Cytisine, a low-cost, generic smoking cessation aid used in Eastern Europe since the 1960s, increased the chances of successfully quitting smoking by two times compared with a placebo, according to a new study published in the journal Addiction. times more effective than nicotine replacement therapy. The smoking cessation tools are reported to have a good safety profile, with no evidence of serious safety issues.
Cystine is a plant-based compound that may relieve smoking withdrawal symptoms. It was first synthesized in Bulgaria in 1964 under the name Tabex, and later spread to other countries in Eastern Europe and Asia, where it is still sold today. In 2017, Polish pharmaceutical company Aflofarm began selling it as a prescription drug, Desmoxan, and Canada approved it for sale as an over-the-counter natural health product, Cravv.
The study pooled results from eight randomized controlled trials comparing cystine to placebo, involving nearly 6,000 patients. The combined results showed that cystine more than tripled the chances of successfully quitting smoking compared with placebo.
The study also looked at two randomized controlled trials comparing cystine and nicotine replacement therapy, which showed that cystine and varenicline were more effective; and three trials comparing cystine and varenicline, which found that It shows that cystine has no obvious therapeutic effect.
"Our study provides further evidence that cystine is an effective and inexpensive smoking cessation drug," Omar de Santi, the study's lead author, said in a statement. "There is an urgent need for cost-effective smoking cessation drugs." reducing smoking could be very useful in low- and middle-income countries."
Currently, Cytisine is not licensed or sold in most countries outside of Central and Eastern Europe, making it unavailable in much of the world.

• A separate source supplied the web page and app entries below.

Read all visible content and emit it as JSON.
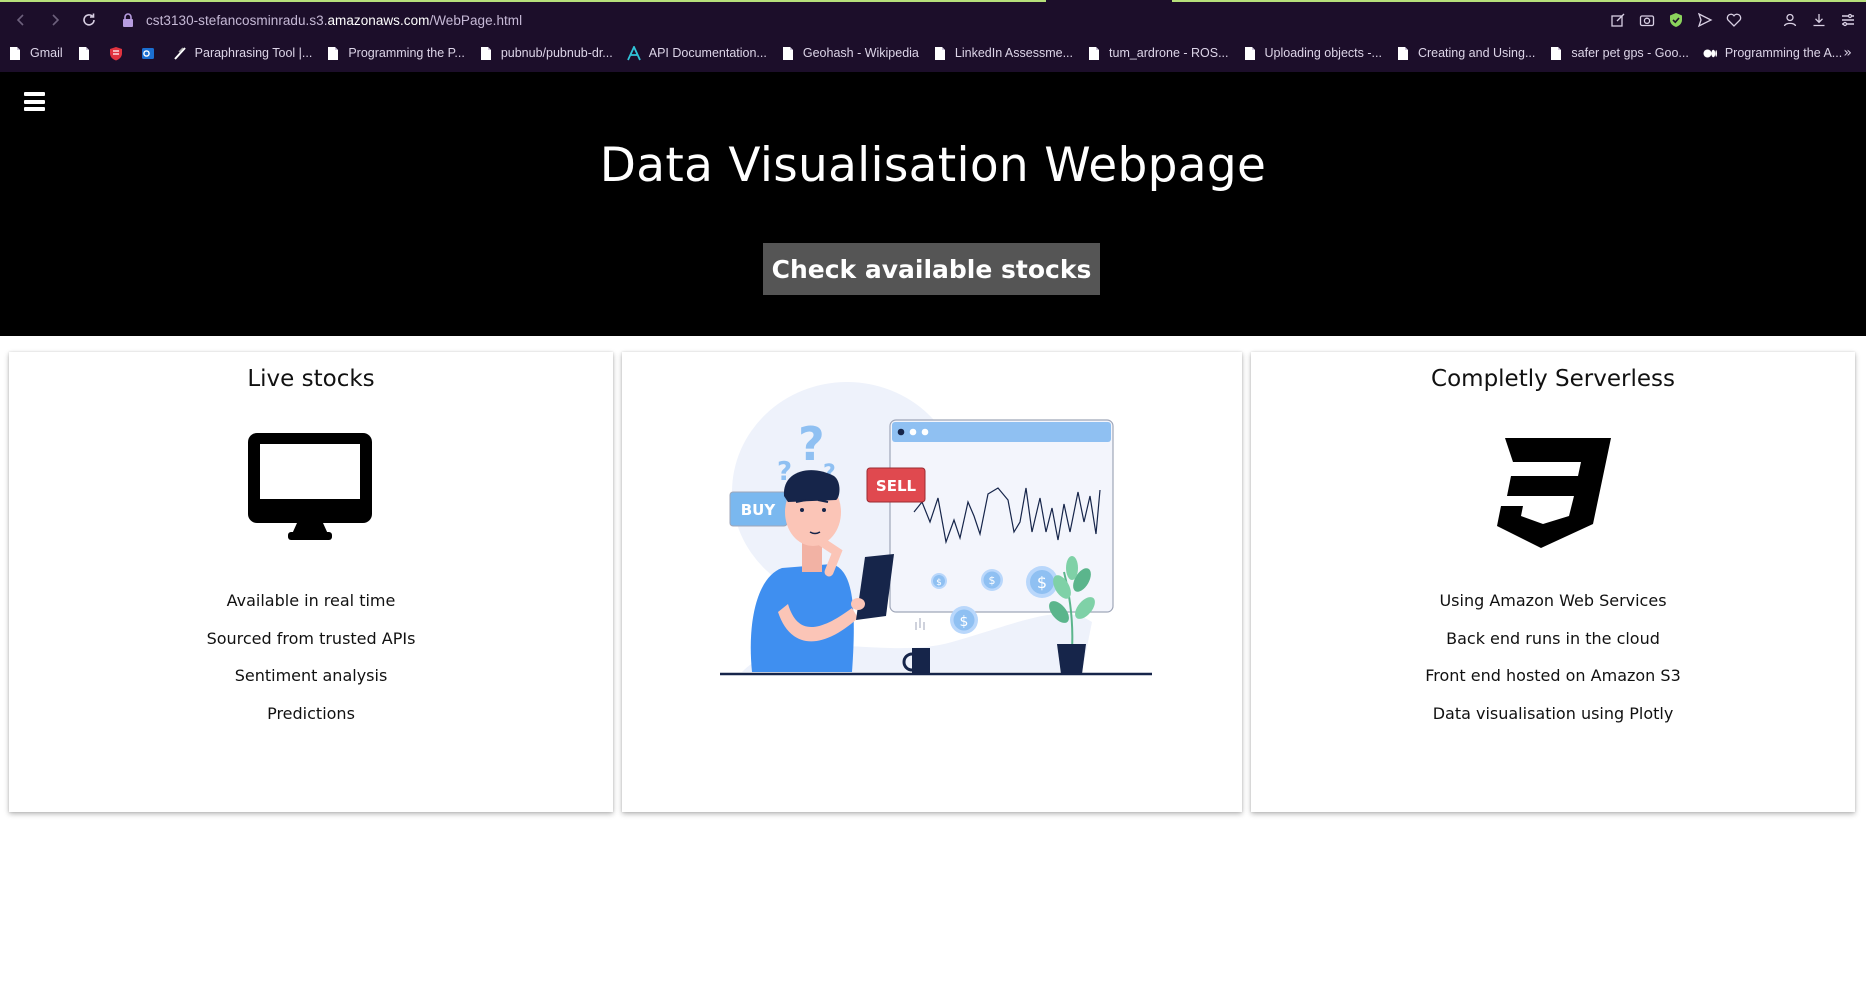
{
  "browser": {
    "url_prefix": "cst3130-stefancosminradu.s3.",
    "url_host": "amazonaws.com",
    "url_path": "/WebPage.html",
    "bookmarks": [
      {
        "label": "Gmail",
        "icon": "doc-icon"
      },
      {
        "label": "",
        "icon": "doc-icon"
      },
      {
        "label": "",
        "icon": "shield-icon"
      },
      {
        "label": "",
        "icon": "outlook-icon"
      },
      {
        "label": "Paraphrasing Tool |...",
        "icon": "quill-icon"
      },
      {
        "label": "Programming the P...",
        "icon": "doc-icon"
      },
      {
        "label": "pubnub/pubnub-dr...",
        "icon": "doc-icon"
      },
      {
        "label": "API Documentation...",
        "icon": "a-logo-icon"
      },
      {
        "label": "Geohash - Wikipedia",
        "icon": "doc-icon"
      },
      {
        "label": "LinkedIn Assessme...",
        "icon": "doc-icon"
      },
      {
        "label": "tum_ardrone - ROS...",
        "icon": "doc-icon"
      },
      {
        "label": "Uploading objects -...",
        "icon": "doc-icon"
      },
      {
        "label": "Creating and Using...",
        "icon": "doc-icon"
      },
      {
        "label": "safer pet gps - Goo...",
        "icon": "doc-icon"
      },
      {
        "label": "Programming the A...",
        "icon": "medium-icon"
      }
    ],
    "more_label": "»"
  },
  "header": {
    "menu_icon": "hamburger-menu-icon",
    "title": "Data Visualisation Webpage",
    "cta_label": "Check available stocks"
  },
  "cards": {
    "left": {
      "title": "Live stocks",
      "icon": "desktop-monitor-icon",
      "items": [
        "Available in real time",
        "Sourced from trusted APIs",
        "Sentiment analysis",
        "Predictions"
      ]
    },
    "middle": {
      "illustration": "stock-trader-illustration",
      "buy_label": "BUY",
      "sell_label": "SELL",
      "question_marks": "?",
      "coin_symbol": "$"
    },
    "right": {
      "title": "Completly Serverless",
      "icon": "css3-logo-icon",
      "items": [
        "Using Amazon Web Services",
        "Back end runs in the cloud",
        "Front end hosted on Amazon S3",
        "Data visualisation using Plotly"
      ]
    }
  },
  "colors": {
    "chrome_bg": "#1c0e2a",
    "header_bg": "#000000",
    "cta_bg": "#555555",
    "buy_blue": "#7ab8ef",
    "sell_red": "#e0494f",
    "person_blue": "#3f8ff0",
    "navy": "#16254a"
  }
}
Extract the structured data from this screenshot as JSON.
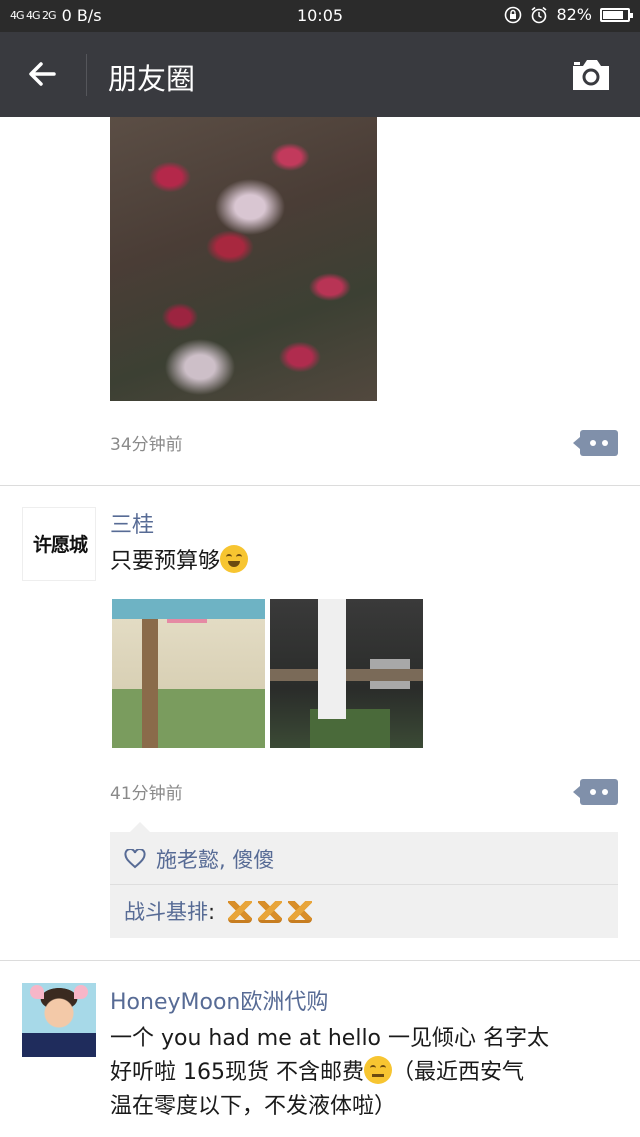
{
  "status_bar": {
    "signal": "4G 4G 2G",
    "speed": "0 B/s",
    "time": "10:05",
    "battery": "82%",
    "battery_level": 0.82
  },
  "nav": {
    "title": "朋友圈",
    "back_icon": "arrow-left-icon",
    "camera_icon": "camera-icon"
  },
  "posts": [
    {
      "time": "34分钟前"
    },
    {
      "author": "三桂",
      "avatar_text": "许愿城",
      "text": "只要预算够",
      "time": "41分钟前",
      "likes": "施老懿, 傻傻",
      "comments": [
        {
          "name": "战斗基排",
          "text": ": "
        }
      ]
    },
    {
      "author": "HoneyMoon欧洲代购",
      "text_line1": "一个 you had me at hello 一见倾心 名字太",
      "text_line2a": "好听啦 165现货 不含邮费",
      "text_line2b": "（最近西安气",
      "text_line3": "温在零度以下，不发液体啦）"
    }
  ],
  "colors": {
    "nav_bg": "#393a3f",
    "status_bg": "#2b2b2b",
    "link_blue": "#576b95",
    "comment_btn": "#8090aa"
  }
}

According to National World, cystine tablets will be available in the UK by the end of January.